• [Requirement]:
The reply should match the listing below character for character, except that no image is carried over.

• [The data]:
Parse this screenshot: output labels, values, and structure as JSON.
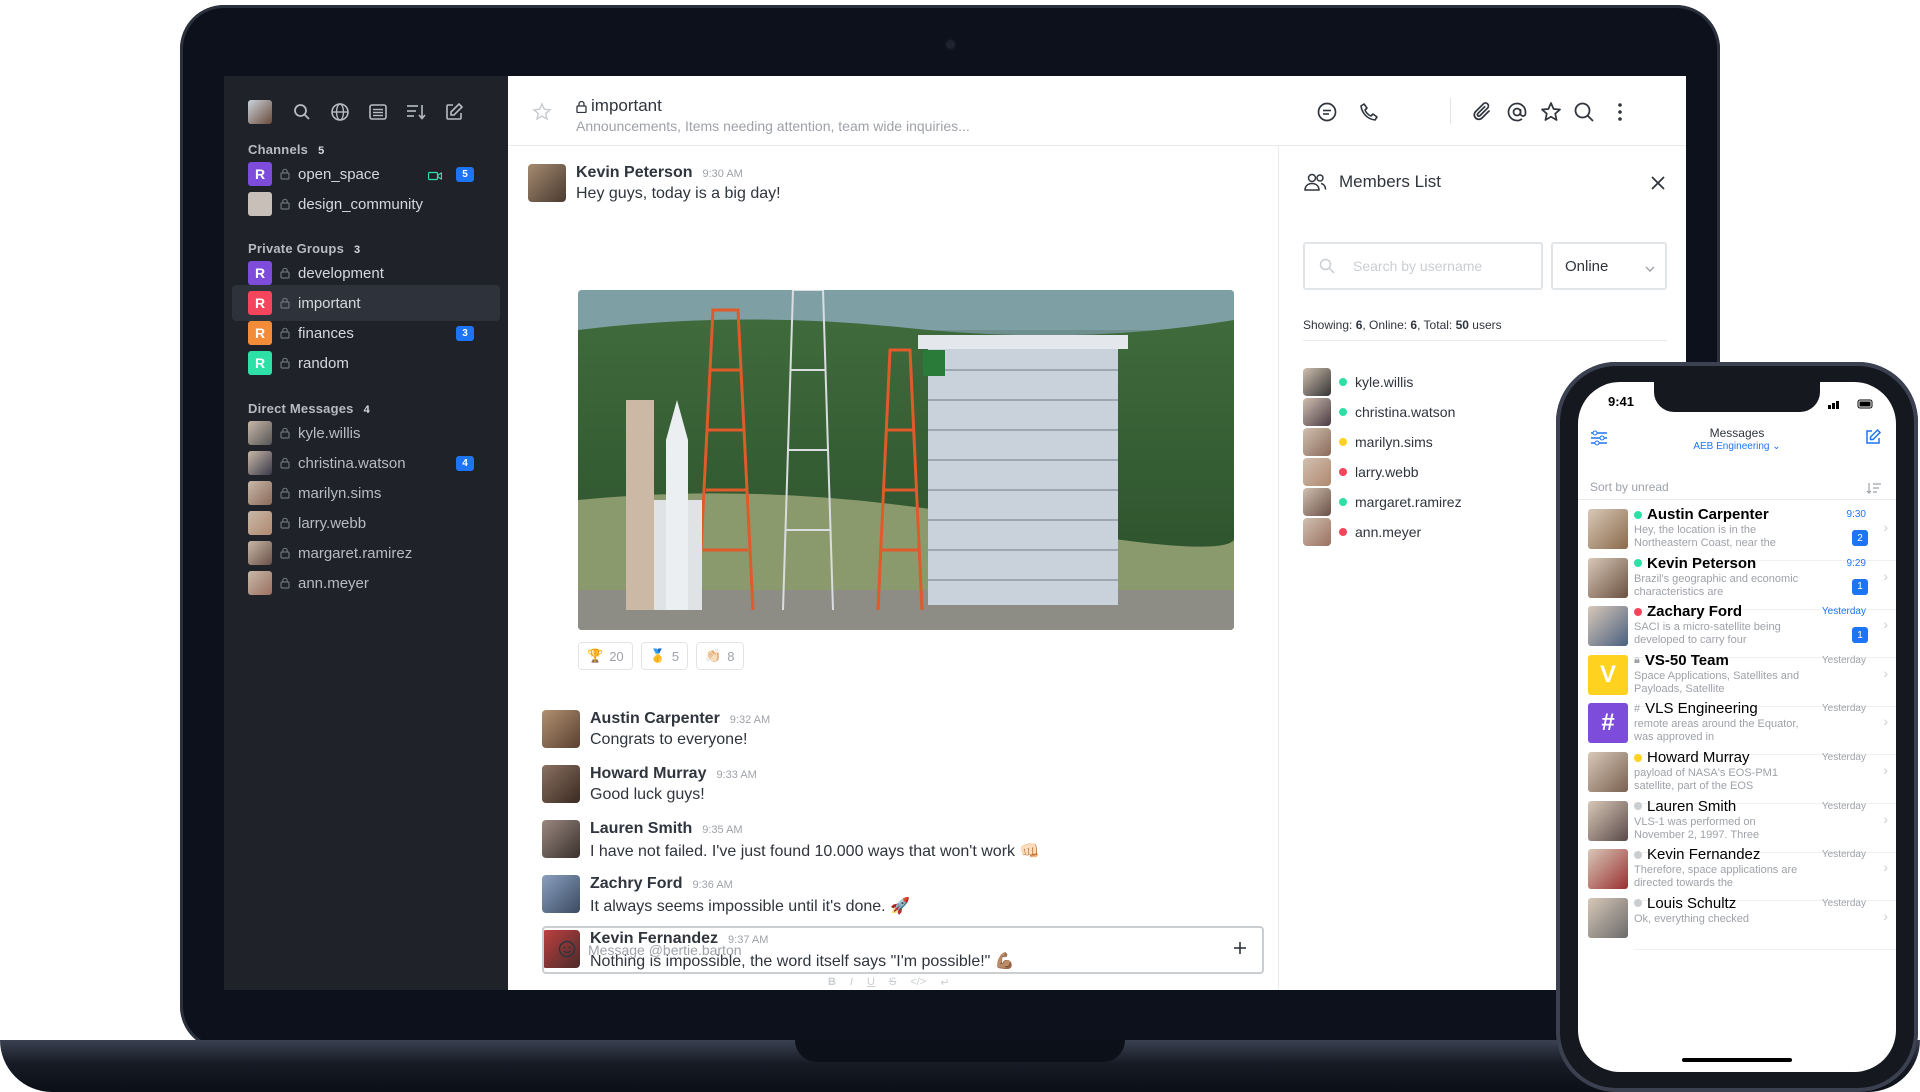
{
  "sidebar": {
    "channels_label": "Channels",
    "channels_count": "5",
    "channels": [
      {
        "name": "open_space",
        "avatar": "R",
        "color": "#7d4cdb",
        "badge": "5"
      },
      {
        "name": "design_community",
        "avatar": "",
        "color": "#c8c0b8",
        "badge": ""
      }
    ],
    "groups_label": "Private Groups",
    "groups_count": "3",
    "groups": [
      {
        "name": "development",
        "avatar": "R",
        "color": "#7d4cdb",
        "badge": ""
      },
      {
        "name": "important",
        "avatar": "R",
        "color": "#f5455c",
        "badge": ""
      },
      {
        "name": "finances",
        "avatar": "R",
        "color": "#f38c39",
        "badge": "3"
      },
      {
        "name": "random",
        "avatar": "R",
        "color": "#2de0a5",
        "badge": ""
      }
    ],
    "dm_label": "Direct Messages",
    "dm_count": "4",
    "dms": [
      {
        "name": "kyle.willis",
        "badge": ""
      },
      {
        "name": "christina.watson",
        "badge": "4"
      },
      {
        "name": "marilyn.sims",
        "badge": ""
      },
      {
        "name": "larry.webb",
        "badge": ""
      },
      {
        "name": "margaret.ramirez",
        "badge": ""
      },
      {
        "name": "ann.meyer",
        "badge": ""
      }
    ]
  },
  "header": {
    "room": "important",
    "topic": "Announcements, Items needing attention, team wide inquiries..."
  },
  "messages": [
    {
      "author": "Kevin Peterson",
      "time": "9:30 AM",
      "text": "Hey guys, today is a big day!"
    },
    {
      "author": "Austin Carpenter",
      "time": "9:32 AM",
      "text": "Congrats to everyone!"
    },
    {
      "author": "Howard Murray",
      "time": "9:33 AM",
      "text": "Good luck guys!"
    },
    {
      "author": "Lauren Smith",
      "time": "9:35 AM",
      "text": "I have not failed. I've just found 10.000 ways that won't work 👊🏻"
    },
    {
      "author": "Zachry Ford",
      "time": "9:36 AM",
      "text": "It always seems impossible until it's done. 🚀"
    },
    {
      "author": "Kevin Fernandez",
      "time": "9:37 AM",
      "text": "Nothing is impossible, the word itself says \"I'm possible!\" 💪🏽"
    }
  ],
  "reactions": [
    {
      "emoji": "🏆",
      "count": "20"
    },
    {
      "emoji": "🥇",
      "count": "5"
    },
    {
      "emoji": "👏🏻",
      "count": "8"
    }
  ],
  "composer": {
    "placeholder": "Message @bertie.barton",
    "format_buttons": [
      "B",
      "I",
      "U",
      "S",
      "</>",
      "↵"
    ]
  },
  "members_panel": {
    "title": "Members List",
    "search_placeholder": "Search by username",
    "filter": "Online",
    "showing_label": "Showing: ",
    "showing": "6",
    "online_label": ", Online: ",
    "online": "6",
    "total_label": ", Total: ",
    "total": "50",
    "users_label": " users",
    "members": [
      {
        "name": "kyle.willis",
        "status": "#2de0a5"
      },
      {
        "name": "christina.watson",
        "status": "#2de0a5"
      },
      {
        "name": "marilyn.sims",
        "status": "#ffd21f"
      },
      {
        "name": "larry.webb",
        "status": "#f5455c"
      },
      {
        "name": "margaret.ramirez",
        "status": "#2de0a5"
      },
      {
        "name": "ann.meyer",
        "status": "#f5455c"
      }
    ]
  },
  "phone": {
    "time": "9:41",
    "title": "Messages",
    "team": "AEB Engineering",
    "sort": "Sort by unread",
    "rows": [
      {
        "name": "Austin Carpenter",
        "preview": "Hey, the location is in the Northeastern Coast, near the",
        "ts": "9:30",
        "badge": "2",
        "dot": "#2de0a5",
        "bold": true,
        "avatar": "",
        "color": "#8a6a4a"
      },
      {
        "name": "Kevin Peterson",
        "preview": "Brazil's geographic and economic characteristics are",
        "ts": "9:29",
        "badge": "1",
        "dot": "#2de0a5",
        "bold": true,
        "avatar": "",
        "color": "#6b5040"
      },
      {
        "name": "Zachary Ford",
        "preview": "SACI is a micro-satellite being developed to carry four",
        "ts": "Yesterday",
        "badge": "1",
        "dot": "#f5455c",
        "bold": true,
        "avatar": "",
        "color": "#4a6080"
      },
      {
        "name": "VS-50 Team",
        "preview": "Space Applications, Satellites and Payloads, Satellite",
        "ts": "Yesterday",
        "badge": "",
        "dot": "",
        "bold": true,
        "avatar": "V",
        "color": "#ffd21f"
      },
      {
        "name": "VLS Engineering",
        "preview": "remote areas around the Equator, was approved in",
        "ts": "Yesterday",
        "badge": "",
        "dot": "",
        "bold": false,
        "avatar": "#",
        "color": "#7d4cdb"
      },
      {
        "name": "Howard Murray",
        "preview": "payload of NASA's EOS-PM1 satellite, part of the EOS",
        "ts": "Yesterday",
        "badge": "",
        "dot": "#ffd21f",
        "bold": false,
        "avatar": "",
        "color": "#7a6050"
      },
      {
        "name": "Lauren Smith",
        "preview": "VLS-1 was performed on November 2, 1997. Three",
        "ts": "Yesterday",
        "badge": "",
        "dot": "#cbced1",
        "bold": false,
        "avatar": "",
        "color": "#5a4a48"
      },
      {
        "name": "Kevin Fernandez",
        "preview": "Therefore, space applications are directed towards the",
        "ts": "Yesterday",
        "badge": "",
        "dot": "#cbced1",
        "bold": false,
        "avatar": "",
        "color": "#9a3030"
      },
      {
        "name": "Louis Schultz",
        "preview": "Ok, everything checked",
        "ts": "Yesterday",
        "badge": "",
        "dot": "#cbced1",
        "bold": false,
        "avatar": "",
        "color": "#6a6a6a"
      }
    ]
  }
}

• [Output below]:
Parse this screenshot: output labels, values, and structure as JSON.
{
  "sidebar": {
    "channels_label": "Channels",
    "channels_count": "5",
    "channels": [
      {
        "name": "open_space",
        "avatar": "R",
        "color": "#7d4cdb",
        "badge": "5"
      },
      {
        "name": "design_community",
        "avatar": "",
        "color": "#c8c0b8",
        "badge": ""
      }
    ],
    "groups_label": "Private Groups",
    "groups_count": "3",
    "groups": [
      {
        "name": "development",
        "avatar": "R",
        "color": "#7d4cdb",
        "badge": ""
      },
      {
        "name": "important",
        "avatar": "R",
        "color": "#f5455c",
        "badge": ""
      },
      {
        "name": "finances",
        "avatar": "R",
        "color": "#f38c39",
        "badge": "3"
      },
      {
        "name": "random",
        "avatar": "R",
        "color": "#2de0a5",
        "badge": ""
      }
    ],
    "dm_label": "Direct Messages",
    "dm_count": "4",
    "dms": [
      {
        "name": "kyle.willis",
        "badge": ""
      },
      {
        "name": "christina.watson",
        "badge": "4"
      },
      {
        "name": "marilyn.sims",
        "badge": ""
      },
      {
        "name": "larry.webb",
        "badge": ""
      },
      {
        "name": "margaret.ramirez",
        "badge": ""
      },
      {
        "name": "ann.meyer",
        "badge": ""
      }
    ]
  },
  "header": {
    "room": "important",
    "topic": "Announcements, Items needing attention, team wide inquiries..."
  },
  "messages": [
    {
      "author": "Kevin Peterson",
      "time": "9:30 AM",
      "text": "Hey guys, today is a big day!"
    },
    {
      "author": "Austin Carpenter",
      "time": "9:32 AM",
      "text": "Congrats to everyone!"
    },
    {
      "author": "Howard Murray",
      "time": "9:33 AM",
      "text": "Good luck guys!"
    },
    {
      "author": "Lauren Smith",
      "time": "9:35 AM",
      "text": "I have not failed. I've just found 10.000 ways that won't work 👊🏻"
    },
    {
      "author": "Zachry Ford",
      "time": "9:36 AM",
      "text": "It always seems impossible until it's done. 🚀"
    },
    {
      "author": "Kevin Fernandez",
      "time": "9:37 AM",
      "text": "Nothing is impossible, the word itself says \"I'm possible!\" 💪🏽"
    }
  ],
  "reactions": [
    {
      "emoji": "🏆",
      "count": "20"
    },
    {
      "emoji": "🥇",
      "count": "5"
    },
    {
      "emoji": "👏🏻",
      "count": "8"
    }
  ],
  "composer": {
    "placeholder": "Message @bertie.barton",
    "format_buttons": [
      "B",
      "I",
      "U",
      "S",
      "</>",
      "↵"
    ]
  },
  "members_panel": {
    "title": "Members List",
    "search_placeholder": "Search by username",
    "filter": "Online",
    "showing_label": "Showing: ",
    "showing": "6",
    "online_label": ", Online: ",
    "online": "6",
    "total_label": ", Total: ",
    "total": "50",
    "users_label": " users",
    "members": [
      {
        "name": "kyle.willis",
        "status": "#2de0a5"
      },
      {
        "name": "christina.watson",
        "status": "#2de0a5"
      },
      {
        "name": "marilyn.sims",
        "status": "#ffd21f"
      },
      {
        "name": "larry.webb",
        "status": "#f5455c"
      },
      {
        "name": "margaret.ramirez",
        "status": "#2de0a5"
      },
      {
        "name": "ann.meyer",
        "status": "#f5455c"
      }
    ]
  },
  "phone": {
    "time": "9:41",
    "title": "Messages",
    "team": "AEB Engineering",
    "sort": "Sort by unread",
    "rows": [
      {
        "name": "Austin Carpenter",
        "preview": "Hey, the location is in the Northeastern Coast, near the",
        "ts": "9:30",
        "badge": "2",
        "dot": "#2de0a5",
        "bold": true,
        "avatar": "",
        "color": "#8a6a4a"
      },
      {
        "name": "Kevin Peterson",
        "preview": "Brazil's geographic and economic characteristics are",
        "ts": "9:29",
        "badge": "1",
        "dot": "#2de0a5",
        "bold": true,
        "avatar": "",
        "color": "#6b5040"
      },
      {
        "name": "Zachary Ford",
        "preview": "SACI is a micro-satellite being developed to carry four",
        "ts": "Yesterday",
        "badge": "1",
        "dot": "#f5455c",
        "bold": true,
        "avatar": "",
        "color": "#4a6080"
      },
      {
        "name": "VS-50 Team",
        "preview": "Space Applications, Satellites and Payloads, Satellite",
        "ts": "Yesterday",
        "badge": "",
        "dot": "",
        "bold": true,
        "avatar": "V",
        "color": "#ffd21f"
      },
      {
        "name": "VLS Engineering",
        "preview": "remote areas around the Equator, was approved in",
        "ts": "Yesterday",
        "badge": "",
        "dot": "",
        "bold": false,
        "avatar": "#",
        "color": "#7d4cdb"
      },
      {
        "name": "Howard Murray",
        "preview": "payload of NASA's EOS-PM1 satellite, part of the EOS",
        "ts": "Yesterday",
        "badge": "",
        "dot": "#ffd21f",
        "bold": false,
        "avatar": "",
        "color": "#7a6050"
      },
      {
        "name": "Lauren Smith",
        "preview": "VLS-1 was performed on November 2, 1997. Three",
        "ts": "Yesterday",
        "badge": "",
        "dot": "#cbced1",
        "bold": false,
        "avatar": "",
        "color": "#5a4a48"
      },
      {
        "name": "Kevin Fernandez",
        "preview": "Therefore, space applications are directed towards the",
        "ts": "Yesterday",
        "badge": "",
        "dot": "#cbced1",
        "bold": false,
        "avatar": "",
        "color": "#9a3030"
      },
      {
        "name": "Louis Schultz",
        "preview": "Ok, everything checked",
        "ts": "Yesterday",
        "badge": "",
        "dot": "#cbced1",
        "bold": false,
        "avatar": "",
        "color": "#6a6a6a"
      }
    ]
  }
}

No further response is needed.